Jessica Regan shares her perspective on the benefits of an online degree and her experience as a student in UW-La Crosse Online's Masters of Science in Student Affairs Administration.

Why did you choose to earn an online degree?

I chose the master's in Student Affairs Administration through UW-La Crosse Online, because it was the best program for me. It had a stronger student focus than other online degree programs that I was looking at, and the convenience of being able to study online really made it possible for me to continue my education while working and living in Madison, Wisconsin. It was really important for me to be able to further my education without totally restructuring my life.

How were your experiences with classmates?

The interaction with my classmates in the program was great! There was constant engagement and constant interaction in our online discussion forums and via email. Online degree programs definitely have a different level of engagement with classmates than on-campus classrooms; we're not just in the classroom together for a few hours each day and then in another class with a different group of students. About a dozen of us had every class together, which meant that we were always interacting with each other online in order to get our work done.

Did you have any face-to-face time with classmates?

I met a few people in person throughout the program as I traveled to their schools for work. I was also able to meet the rest of my cohorts when we all attended a professional conference in Seattle at the end of the program. It was nice to be able to put faces to names and further develop the bond that started at the beginning of the program. I really got to know them very well and even today we still stay in close contact both personally and professionally. It has been really valuable to study in the online format because I was able to work with different people from across the state and across the country from a variety of different backgrounds. My classmates were fellow working professionals who brought unique perspectives into our online classroom; it was a really valuable experience for us all to learn from each other.

How would you explain the interactions between the professors and the students?

The professors in the program were really engaged and always in tune with how they could help. The professors were really great at responding promptly by phone, email and through the discussion boards to help us complete our coursework. Throughout the program, they had a good sense of how to best help us. I really developed a lot of good relationships with my instructors. And, even though the online degree program didn't have the face-to-face element, they really got a good sense of all of our personalities and how we worked best as students.

How does earning an online degree compare to traditional learning?

I think they're two very distinct programs; the on-campus program is better fit for some and the online program is definitely a good fit for others. The fact that I completed an online degree definitely didn't affect my ability to earn my current position.

Are there any myths about earning an online degree?

I think one of the myths about online degrees is that online programs are not as rigorous or demanding as traditional classroom programs. I really found that wasn't the case at all. It was not an easy program to go through. It was time consuming and very rigorous, and in the end the online degree is just as valuable as any other University of Wisconsin System degree. The fact that it was an online degree doesn't even appear on the diploma, so my online experience was a really positive one.

How do employers view your educational success?

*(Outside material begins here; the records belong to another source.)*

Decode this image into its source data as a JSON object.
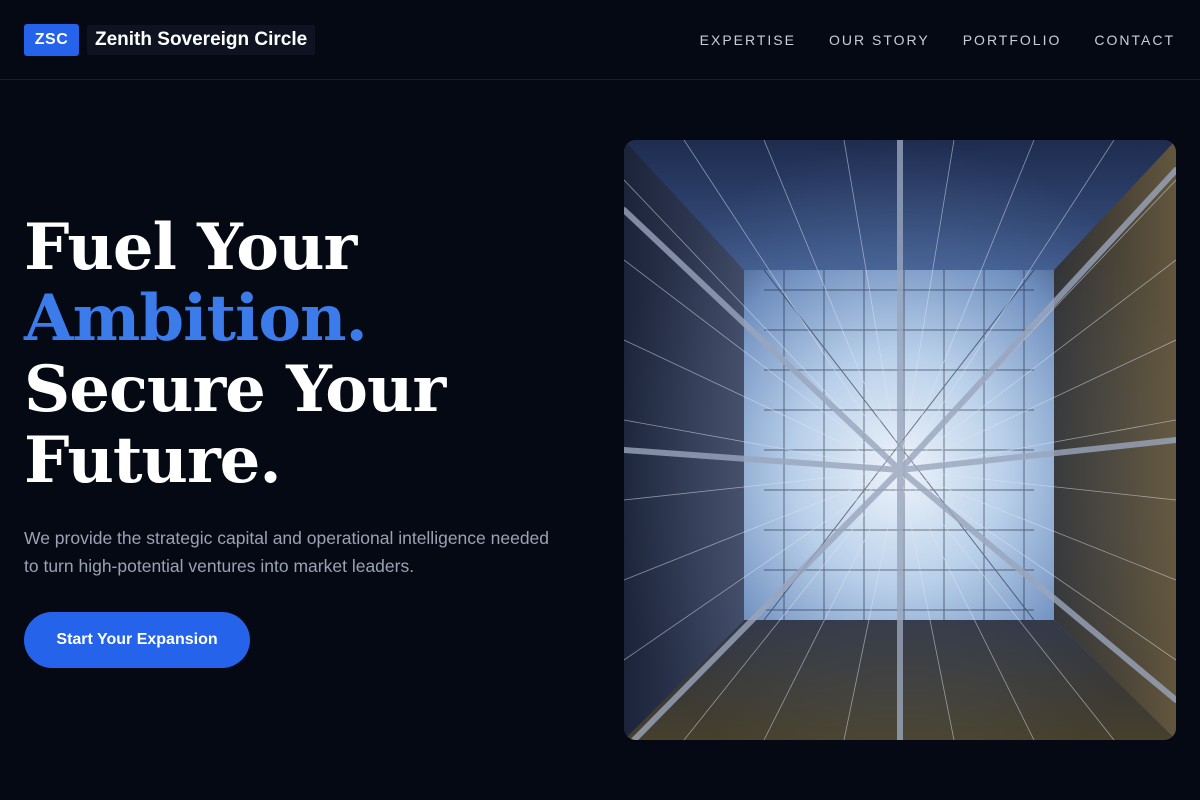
{
  "brand": {
    "badge": "ZSC",
    "name": "Zenith Sovereign Circle"
  },
  "nav": [
    {
      "label": "EXPERTISE"
    },
    {
      "label": "OUR STORY"
    },
    {
      "label": "PORTFOLIO"
    },
    {
      "label": "CONTACT"
    }
  ],
  "hero": {
    "title_line1": "Fuel Your",
    "title_line2": "Ambition.",
    "title_line3": "Secure Your",
    "title_line4": "Future.",
    "subtitle": "We provide the strategic capital and operational intelligence needed to turn high-potential ventures into market leaders.",
    "cta_label": "Start Your Expansion"
  },
  "colors": {
    "background": "#050914",
    "accent": "#2563eb",
    "accent_text": "#3b7bea"
  },
  "image": {
    "subject": "architectural atrium looking up at glass skylight"
  }
}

When I was applying for my current position, my employer said that because I was currently working toward my master's degree, it demonstrated that I was really serious about making this my long-term career. It was also beneficial to have some basic foundational principles and the knowledge that's required to do a really great job. Since then, I've also been able to pursue other professional development opportunities that have required a master's degree. Currently, I teach a class at UW-Madison because I have my advanced degree, so it's really opened a lot of doors for me professionally.